Perhaps best known for his collaborations with filmmaker John Carpenter, sound designer and composer Alan Howarth has contributed to some of the biggest genre films of the ’80s. His work with Carpenter on films such as Escape from New York, They Live and Prince of Darkness, resulted in some of genre cinema’s most striking and atmospheric scores. An award-winning sound designer, Howarth has also provided effects for the likes of Poltergeist, Bram Stoker’s Dracula and many of the Star Trek films.
If there’s one subgenre of horror that has surely reached saturation point, it’s the zombie film. Yet time and again, it proves to be a robust and continually relevant aspect of horror cinema, with its ability to speak of various social and political issues and its knack for cross-pollination with other genres.
Following on from the likes of Warm Bodies (2013), Boy Eats Girl (2005) and Shaun of the Dead (2004), Night of the Living Deb is the latest amalgamation of typical zombie movie conventions with those of the romantic comedy. A zom-rom-com, if you will.

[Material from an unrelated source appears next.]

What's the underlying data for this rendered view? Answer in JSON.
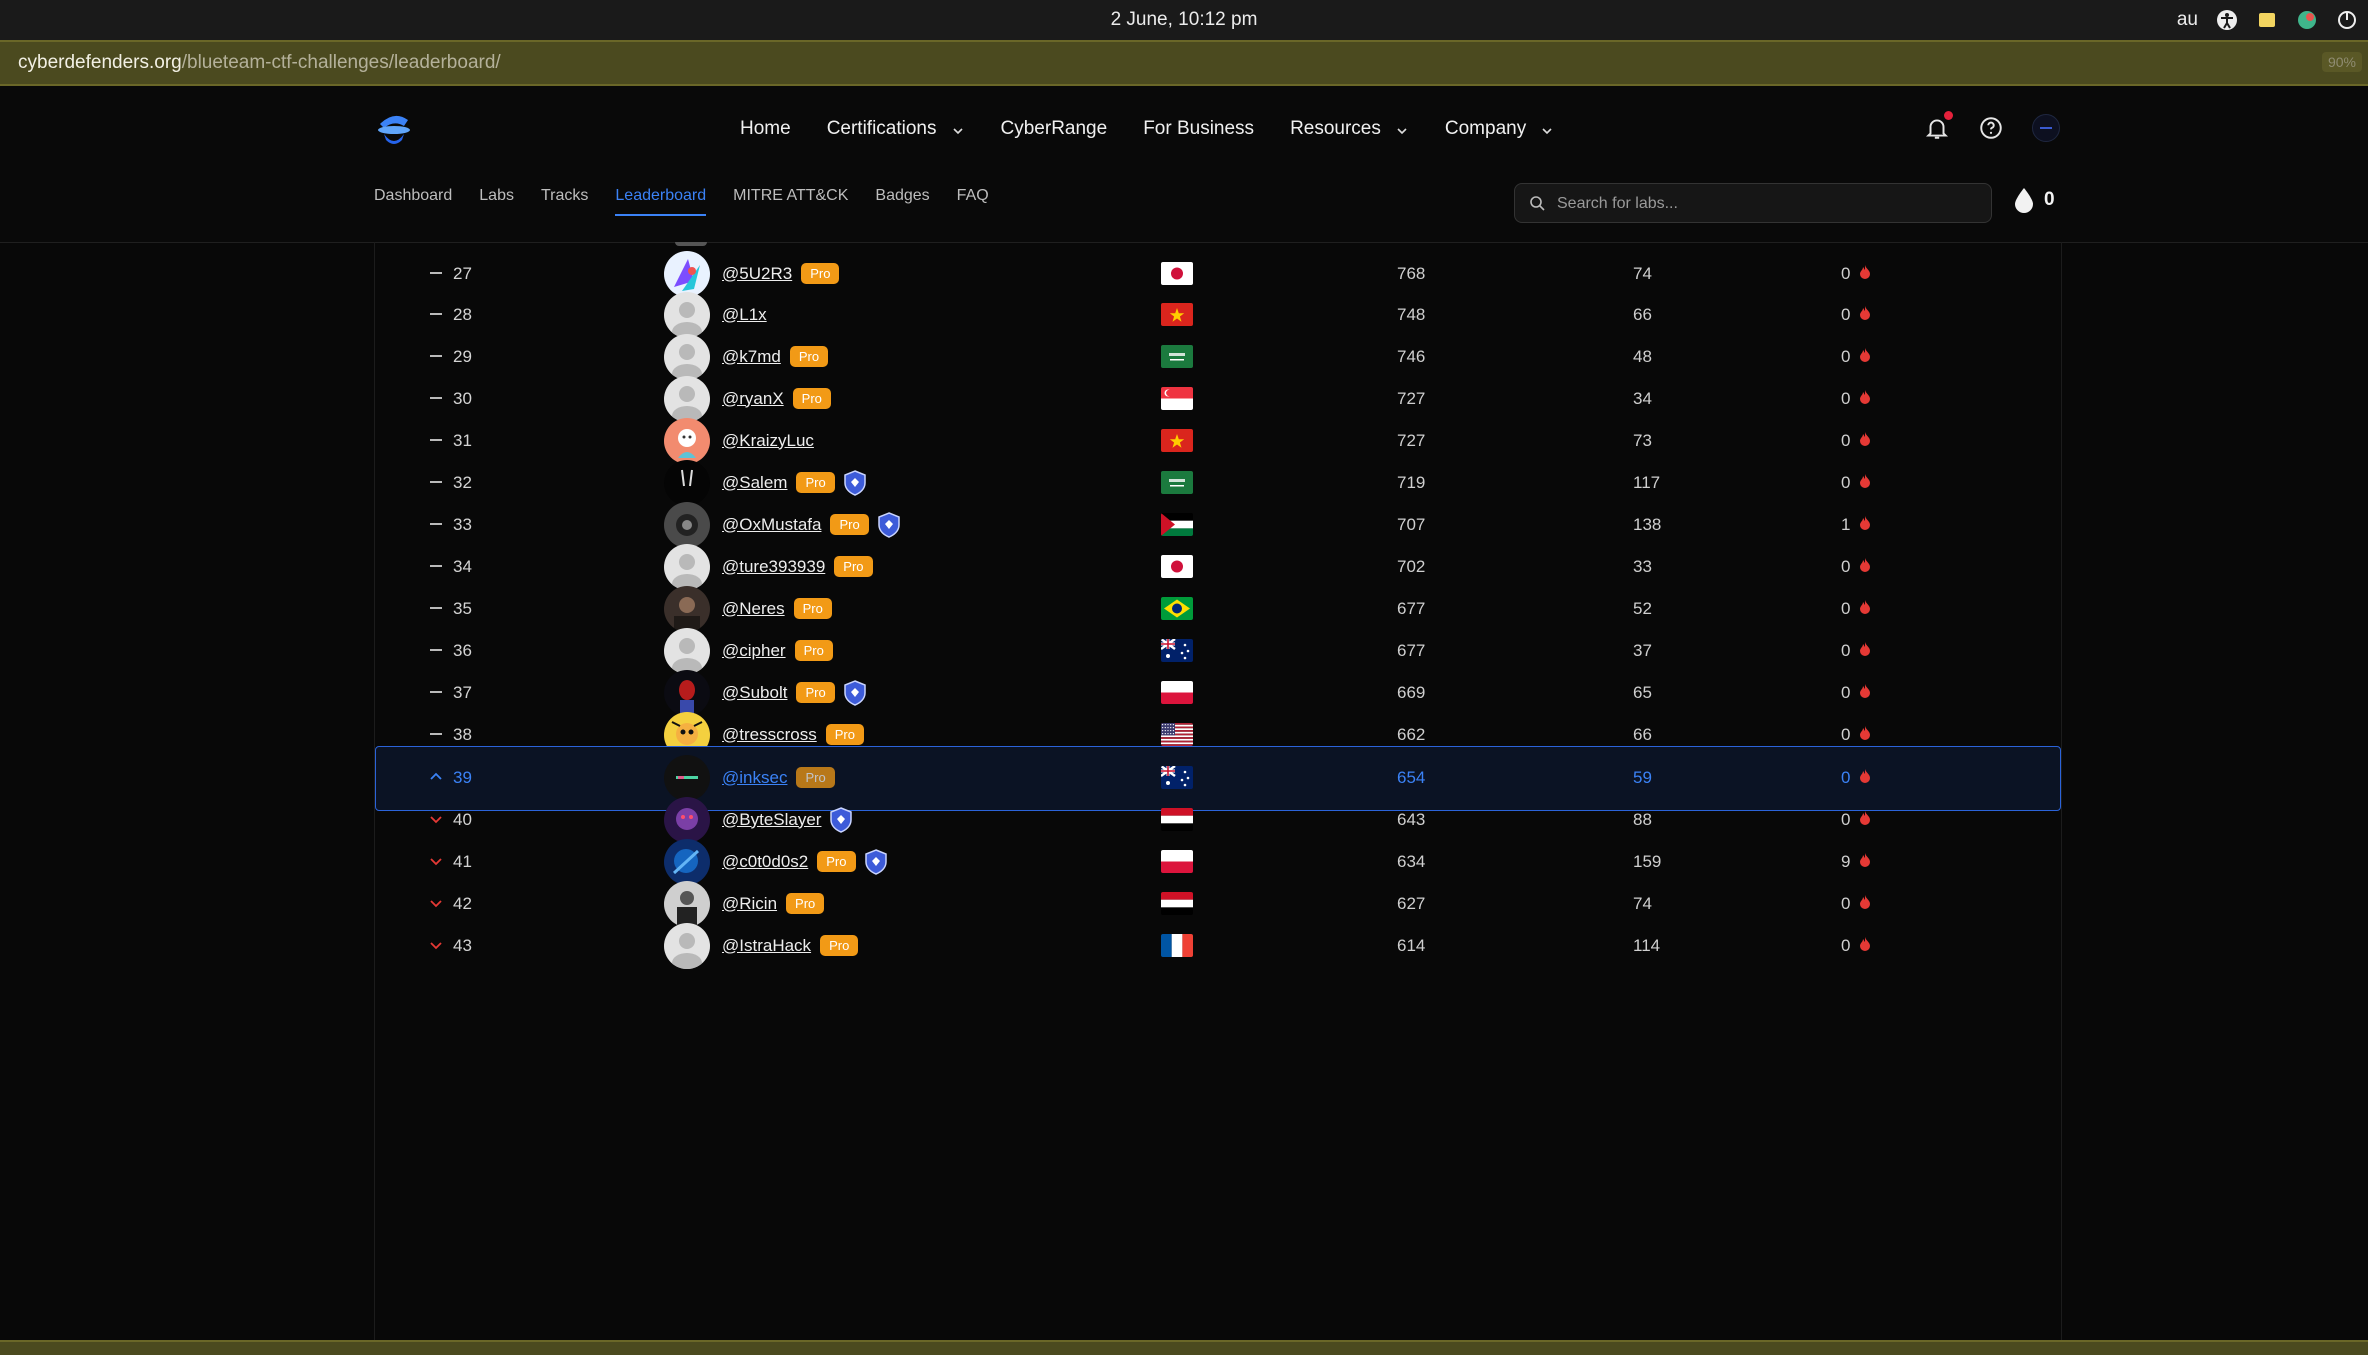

While it doesn’t really offer viewers anything they haven’t seen before it still endears with its misfit characters, witty script and quirky sense of humour.
Part ghost story, part slasher film, Some Kind of Hate is an interesting if at times slightly formulaic tale of revenge. However, with its bleak karmic mantra and themes concerning the unique pain of adolescence, the devastating impact of bullying, self-harm and revenge, it’s a frequently intense viewing experience.
Mercilessly tormented by bullies, troubled high-school loner Lincoln (Ronen Rubinstein) eventually snaps and violently retaliates. He’s packed off to a desert commune for young misfits, only to again suffer at the hands of bullies. His rage summons an undead avenger, herself the victim of bullying, who begins to wreak bloody havoc on his behalf...
Head over to Exquisite Terror to read my full review.
Fang of Joy is an independently published zine that focuses on European horror and gialli. The brainchild of the insanely prolific Richard Schmidt (Hello, This is the Doomed Show; Cinema Somnambulist; Doomed Moviethon), it’s a labour of love that should appeal to admirers of European horror cinema. From Argento, Bava, Naschy and Ossorio, all the way to Laugier, Bustillo et Maury and Wheately; if you like your horror with a European flavour, this is a zine for you.
Issue 3 contains articles, reviews and features on the likes of The Bird with the Crystal Plumage, Beyond the Darkness, The Black Belly of the Tarantula and The Torture Chamber of Dr. Sadism. There’s also an interview with Giovanni Lombardo Radice (Stage Fright, City of the Living Dead), an introductory guide to the films of Jess Franco, my own humble contribution - an essay on Irish horror cinema - and much, much more.